WHAT YOU HAVE TO DO → Your answer should consist of the lines below that hold the word "Vista".

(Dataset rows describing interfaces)
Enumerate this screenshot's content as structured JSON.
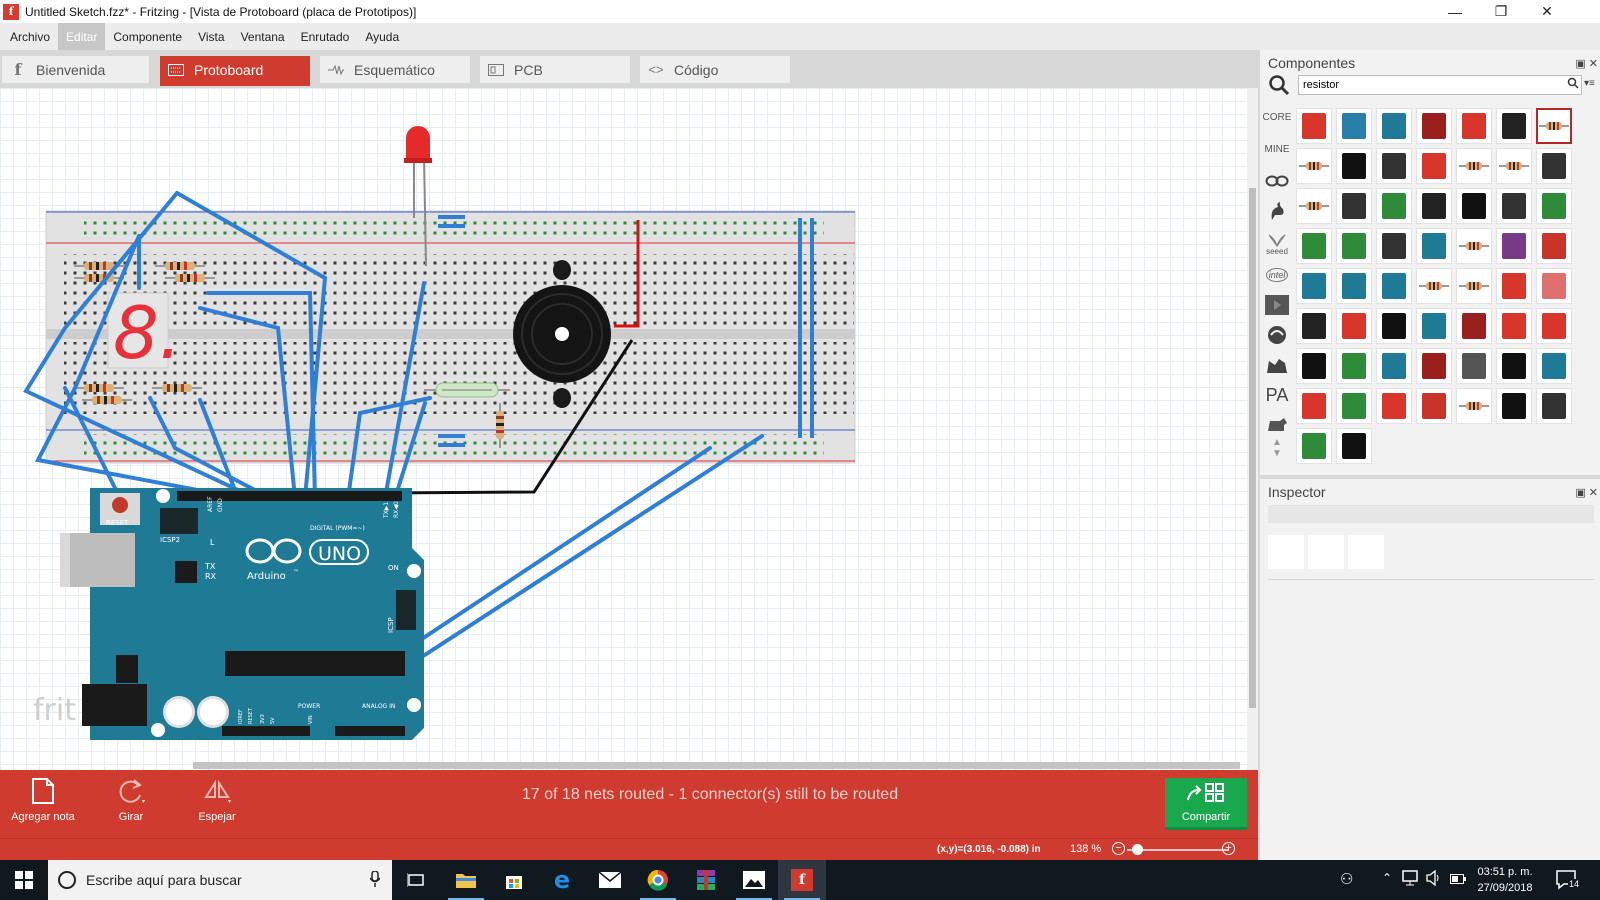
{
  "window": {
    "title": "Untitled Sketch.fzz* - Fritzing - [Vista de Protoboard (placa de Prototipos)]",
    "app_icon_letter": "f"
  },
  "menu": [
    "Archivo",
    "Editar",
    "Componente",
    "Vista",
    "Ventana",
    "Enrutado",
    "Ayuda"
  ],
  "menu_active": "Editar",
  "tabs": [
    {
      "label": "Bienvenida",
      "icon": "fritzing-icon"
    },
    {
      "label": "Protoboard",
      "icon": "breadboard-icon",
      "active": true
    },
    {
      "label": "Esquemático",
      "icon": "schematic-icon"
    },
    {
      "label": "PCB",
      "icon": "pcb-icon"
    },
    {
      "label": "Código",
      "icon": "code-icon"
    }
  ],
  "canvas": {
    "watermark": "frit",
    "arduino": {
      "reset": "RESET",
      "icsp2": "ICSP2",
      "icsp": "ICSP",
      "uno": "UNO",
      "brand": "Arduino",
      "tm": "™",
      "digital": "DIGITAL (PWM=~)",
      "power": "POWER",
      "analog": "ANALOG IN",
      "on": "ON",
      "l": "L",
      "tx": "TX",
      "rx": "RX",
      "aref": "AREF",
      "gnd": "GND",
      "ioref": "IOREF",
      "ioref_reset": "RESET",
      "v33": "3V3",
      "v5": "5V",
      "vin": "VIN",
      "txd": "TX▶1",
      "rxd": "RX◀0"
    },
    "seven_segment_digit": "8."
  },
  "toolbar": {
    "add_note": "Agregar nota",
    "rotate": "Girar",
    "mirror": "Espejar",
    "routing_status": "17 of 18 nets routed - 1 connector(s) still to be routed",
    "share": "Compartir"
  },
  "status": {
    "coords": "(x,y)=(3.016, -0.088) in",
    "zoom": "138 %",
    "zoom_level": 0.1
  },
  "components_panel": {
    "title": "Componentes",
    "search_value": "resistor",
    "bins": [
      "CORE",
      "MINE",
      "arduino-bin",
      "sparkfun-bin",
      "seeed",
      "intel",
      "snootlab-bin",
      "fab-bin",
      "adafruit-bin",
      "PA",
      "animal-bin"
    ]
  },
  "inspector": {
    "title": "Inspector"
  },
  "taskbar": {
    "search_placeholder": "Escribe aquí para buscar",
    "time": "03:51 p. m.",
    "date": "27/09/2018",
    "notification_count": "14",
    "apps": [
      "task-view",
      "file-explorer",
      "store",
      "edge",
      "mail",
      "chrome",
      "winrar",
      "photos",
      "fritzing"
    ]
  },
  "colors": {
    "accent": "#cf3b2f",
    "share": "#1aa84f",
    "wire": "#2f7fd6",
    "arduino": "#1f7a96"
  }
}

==

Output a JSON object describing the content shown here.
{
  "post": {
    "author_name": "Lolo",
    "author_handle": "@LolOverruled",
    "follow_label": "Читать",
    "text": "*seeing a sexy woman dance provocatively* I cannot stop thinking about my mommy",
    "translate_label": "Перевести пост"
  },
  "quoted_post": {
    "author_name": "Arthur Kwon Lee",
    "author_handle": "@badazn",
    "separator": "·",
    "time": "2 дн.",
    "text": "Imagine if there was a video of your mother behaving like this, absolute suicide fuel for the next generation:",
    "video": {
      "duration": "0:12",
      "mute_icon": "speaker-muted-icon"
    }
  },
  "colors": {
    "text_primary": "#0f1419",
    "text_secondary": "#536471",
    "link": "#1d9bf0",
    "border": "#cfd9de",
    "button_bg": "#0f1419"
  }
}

SOLUTION BELOW →
    "title": "Untitled Sketch.fzz* - Fritzing - [Vista de Protoboard (placa de Prototipos)]",
    "Vista",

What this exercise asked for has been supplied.